Updated: Jun 2, 2022
Consumers must not be reasonably able to avoid the injury. An act or practice is not considered unfair if consumers may reasonably avoid injury. Consumers cannot reasonably avoid injury if the act or practice interferes with their ability to effectively make decisions or to take action to avoid injury. Normally the marketplace is self-correcting; it is governed by consumer choice and the ability of individual consumers to make their own private decisions without regulatory intervention. If material information about a product, such as pricing, is modified after the consumer has committed to purchasing the product, or withheld, the consumer cannot reasonably avoid the injury. Moreover, consumers cannot avoid injury if they are coerced into purchasing unwanted products or services or if a transaction occurs without their knowledge or consent. Consumers cannot reasonably avoid discrimination.
A key question is not whether a consumer could have made a better choice. Rather, the question is whether an act or practice hinders a consumer’s decision-making. For example, not having access to important information could prevent consumers from comparing available alternatives, choosing those that are most desirable to them, and avoiding those that are inadequate or unsatisfactory. In addition, if almost all market participants engage in a practice, a consumer’s incentive to search elsewhere for better terms is reduced, and the practice may not be reasonably avoidable.
For an injury to be reasonably avoidable, consumers must have practical means to avoid it, and the actions that a consumer is expected to take to avoid injury must be reasonable. While a consumer might avoid harm by hiring independent experts to test products in advance or by bringing legal claims for damages in every case of harm, these actions generally would be too expensive to be practical for individual consumers and, therefore, are not reasonable. There are many instances where consumers simply have no mechanism to avoid the injury. For example, consumers typically cannot avoid the harms of discrimination.

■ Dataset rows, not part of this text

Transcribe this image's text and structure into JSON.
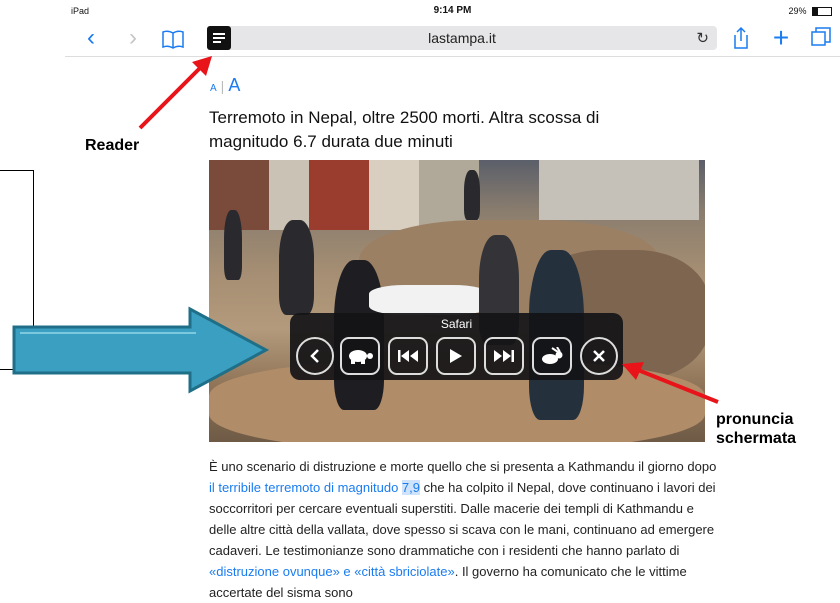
{
  "status_bar": {
    "device": "iPad",
    "time": "9:14 PM",
    "battery": "29%"
  },
  "navbar": {
    "back_glyph": "‹",
    "forward_glyph": "›",
    "bookmarks_icon": "book-icon",
    "url": "lastampa.it",
    "reload_glyph": "↻",
    "share_icon": "share-icon",
    "new_tab_glyph": "+",
    "tabs_icon": "tabs-icon"
  },
  "reader": {
    "font_small": "A",
    "font_large": "A"
  },
  "article": {
    "headline": "Terremoto in Nepal, oltre 2500 morti. Altra scossa di magnitudo 6.7 durata due minuti",
    "body_1": "È uno scenario di distruzione e morte quello che si presenta a Kathmandu il giorno dopo ",
    "link_1": "il terribile terremoto di magnitudo ",
    "link_1_highlight": "7,9",
    "body_2": " che ha colpito il Nepal, dove continuano i lavori dei soccorritori per cercare eventuali superstiti. Dalle macerie dei templi di Kathmandu e delle altre città della vallata, dove spesso si scava con le mani, continuano ad emergere cadaveri. Le testimonianze sono drammatiche con i residenti che hanno parlato di ",
    "link_2": "«distruzione ovunque» e «città sbriciolate»",
    "body_3": ". Il governo ha comunicato che le vittime accertate del sisma sono"
  },
  "speech_panel": {
    "title": "Safari",
    "buttons": [
      "collapse",
      "slower",
      "previous",
      "play",
      "next",
      "faster",
      "close"
    ]
  },
  "annotations": {
    "reader_label": "Reader",
    "speak_label_1": "pronuncia",
    "speak_label_2": "schermata",
    "colors": {
      "red_arrow": "#e8141a",
      "blue_arrow": "#3a9fc0"
    }
  }
}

Management and Policy-Related Examination Procedures
Identify potential UDAAP concerns by reviewing all relevant written policies and procedures, customer complaints received by the entity or by the CFPB, internal and external audit reports, statistical and management reports, and examination reports. Determine whether:
i. The entity has a process to prevent discrimination in relation to all aspects of consumer financial products or services the entity offers or provides, which includes the evaluation of all policies, procedures and processes for discrimination prior to implementation or making changes, and continued monitoring for discrimination after implementation.
j. The entity’s compliance program includes an established process for periodic analysis and monitoring of all decision-making processes used in connection with consumer financial products or services, and a process to take corrective action to address any potential UDAAP concerns related to their use, including discrimination.
Availability of Terms or Services as Advertised
Evaluate whether product(s) and service(s) that consumers are receiving are consistent with the disclosures and policies. For each product and service being reviewed, select a sample that:
b. The entity offers products and services to consumers in a manner that prevents discrimination.
c. Consumers receive the specific product or service that they request.
Potential Areas for Transaction Testing
Through a high-level assessment of the entity’s products, services, and customer base, identify areas for potential transaction testing. This process should determine whether:
m. The entity fails to evaluate and make necessary adjustments and corrections to prevent discrimination.